### YOUR GOAL:
Needed from the data below: all lines that contain the word "JSON".

### INPUT DATA:
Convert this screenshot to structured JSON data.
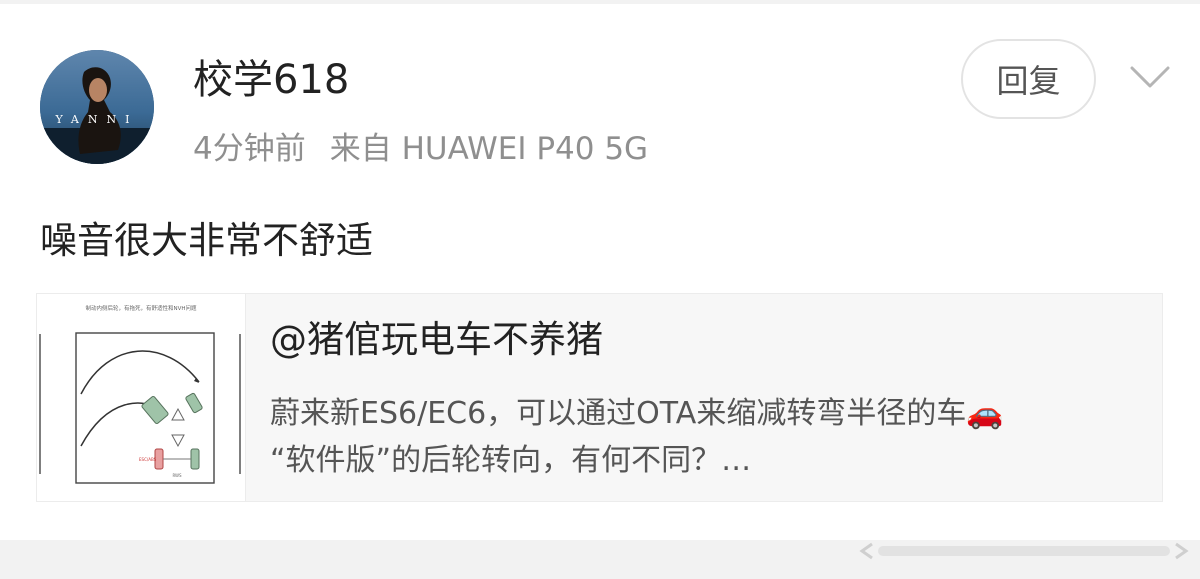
{
  "post": {
    "username": "校学618",
    "time": "4分钟前",
    "source": "来自 HUAWEI P40 5G",
    "reply_label": "回复",
    "text": "噪音很大非常不舒适",
    "avatar_text": "YANNI"
  },
  "repost": {
    "author": "@猪倌玩电车不养猪",
    "line1": "蔚来新ES6/EC6，可以通过OTA来缩减转弯半径的车🚗",
    "line2": "“软件版”的后轮转向，有何不同？…",
    "thumb_caption": "制动内侧后轮，有拖死，有舒适性和NVH问题"
  },
  "icons": {
    "more": "chevron-down-icon"
  },
  "colors": {
    "text_primary": "#222222",
    "text_meta": "#8f8f8f",
    "card_bg": "#f7f7f7",
    "button_border": "#e3e3e3"
  }
}
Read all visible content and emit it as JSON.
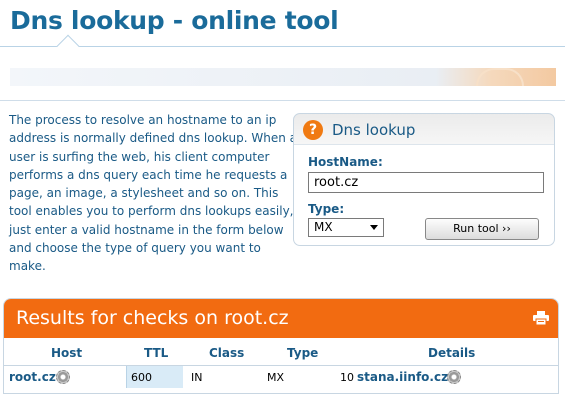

### EXERCISE OUTPUT:
Convert this screenshot to structured JSON data.
Read all visible content and emit it as JSON.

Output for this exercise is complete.